Millennials are, in a word, disruptive. Those born from the early 80s to the start of the millennium are changing the way businesses function on all levels. Rather than fear or resent those changes, it’s time to adapt, say millennial experts, Michael Parrish DuDell and Ben Casnocha. In the next 5 years, millennials will constitute the majority of the workforce, and by 2025, that number will rise to a whopping 75%.
“Millennials are noncommittal”
Though millennials have developed a reputation for being noncommittal, they are holding onto initial jobs longer than generational predecessors. For example, last September, the Washington Post reported a median job tenure for GenXers at 3.2 years compared to 2.7 years in 2002.
“Millennials are wasteful with money”
Though some claim GenY are wasteful with money, they in fact, save more money than any other age group, reported the Fiscal Times in February.
“Millennials are lazy, and would rather work for themselves than an employer”
A recent study by Bentley University reported 66% of Millennials want to start their own business and work with others, while 37% would like to work on their own (solo). It may be that millennials are more entrepreneurial than any previous generation, meaning they are willing to work harder, during nontraditional hours and in various settings.
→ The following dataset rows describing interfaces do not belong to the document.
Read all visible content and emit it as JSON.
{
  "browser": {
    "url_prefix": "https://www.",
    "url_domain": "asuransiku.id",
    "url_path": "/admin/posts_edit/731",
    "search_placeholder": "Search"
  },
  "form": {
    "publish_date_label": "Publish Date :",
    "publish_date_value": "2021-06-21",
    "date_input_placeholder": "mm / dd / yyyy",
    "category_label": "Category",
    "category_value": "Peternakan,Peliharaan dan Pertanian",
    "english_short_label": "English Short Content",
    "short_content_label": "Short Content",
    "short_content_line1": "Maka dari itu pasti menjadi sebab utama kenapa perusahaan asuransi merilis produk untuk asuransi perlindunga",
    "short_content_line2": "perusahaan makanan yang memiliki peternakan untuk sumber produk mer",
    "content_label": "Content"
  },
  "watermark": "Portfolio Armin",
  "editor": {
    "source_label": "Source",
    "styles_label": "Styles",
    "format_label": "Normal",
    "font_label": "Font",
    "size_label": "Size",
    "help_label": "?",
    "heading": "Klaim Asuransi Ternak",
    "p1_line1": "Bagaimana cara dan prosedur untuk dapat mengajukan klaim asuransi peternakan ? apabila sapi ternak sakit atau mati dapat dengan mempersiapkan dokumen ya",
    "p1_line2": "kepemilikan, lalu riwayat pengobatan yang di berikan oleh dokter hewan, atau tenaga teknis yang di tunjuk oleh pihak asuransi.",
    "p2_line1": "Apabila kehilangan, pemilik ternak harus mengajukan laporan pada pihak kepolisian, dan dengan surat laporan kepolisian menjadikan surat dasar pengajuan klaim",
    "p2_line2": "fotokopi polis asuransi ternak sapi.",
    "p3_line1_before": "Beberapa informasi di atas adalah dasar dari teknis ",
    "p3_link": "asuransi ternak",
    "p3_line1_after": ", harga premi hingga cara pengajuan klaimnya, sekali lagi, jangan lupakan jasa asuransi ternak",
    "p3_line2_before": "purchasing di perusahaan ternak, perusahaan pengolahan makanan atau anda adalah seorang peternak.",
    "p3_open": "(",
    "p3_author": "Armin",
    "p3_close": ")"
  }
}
Employers can maximize this entrepreneurial spirit by giving millennial employees the opportunity to work remotely and/or with more flexible hours. The Bentley study reported that 77% of Millennials agree that flexible work hours would make their workplace more productive. Furthermore, millennials are starting to blur the line between work and life, as the vast majority of Millennials own a smartphone and over 89% admit to regularly checking their work email after work hours.
“Millennials are job hoppers”
Their reputation as job-hoppers has more to do with their search for intrinsically valuable work, suggests Derek Anderson in The Atlantic. Millennials work according to a “dream job premium,” he writes, testing and ruling out multiple fields of work in their 20s so that they may find more profitable and more meaningful positions in their 30s and 40s.
That’s why it helps to think of the job contract as an alliance, says Casnocha. “Stop thinking of employees as family or free agents, and start thinking of them as allies on a tour of duty,” he said in an April speech at the Society for Human Resource Management’s 2015 Talent Management Conference & Exposition. Employers ought to understand their relationship with their employees as a mutually beneficial alliance, one where the employee commits to a specific duty in a finite amount of time over a commonly shared goal. A more incremental, project-based dynamic allows a relationship to build step-by-step. Employee and employer both can reassess each step of the way how the employee can continue to serve the company, and how the company can continue to serve each, with no false sense of lifetime loyalty expected.
Another way leaders could improve the relationship with the young workforce is by asking what changes they may like to see, rather than go by assumption or prejudice alone. “The most important thing a leader can do is to ask,” Dudell says. “This is a very entrepreneurial generation. They love the idea of feeling like they have control over their life, and they frankly don’t want to do things they don’t want to do, which is a negative part of this generation.” Opening an ear to the young hires’ insights allows them to feel valued and opens doors for future ideas. The more personal investment an employer can develop, the more likely a millennial employee will stick with the company.
Click here to read our interview with millennial expert Michael Parrish DuDell
The content writers at BigSpeak Speakers Bureau are Experts on the Experts. They hold doctoral, masters, and bachelors’ degrees in business, writing, literature, and education. Their business thought pieces are published regularly in leading business publications. Working in close association with the top business, entrepreneur, and motivational speakers, BigSpeak content writers are at the forefront of industry trends and research.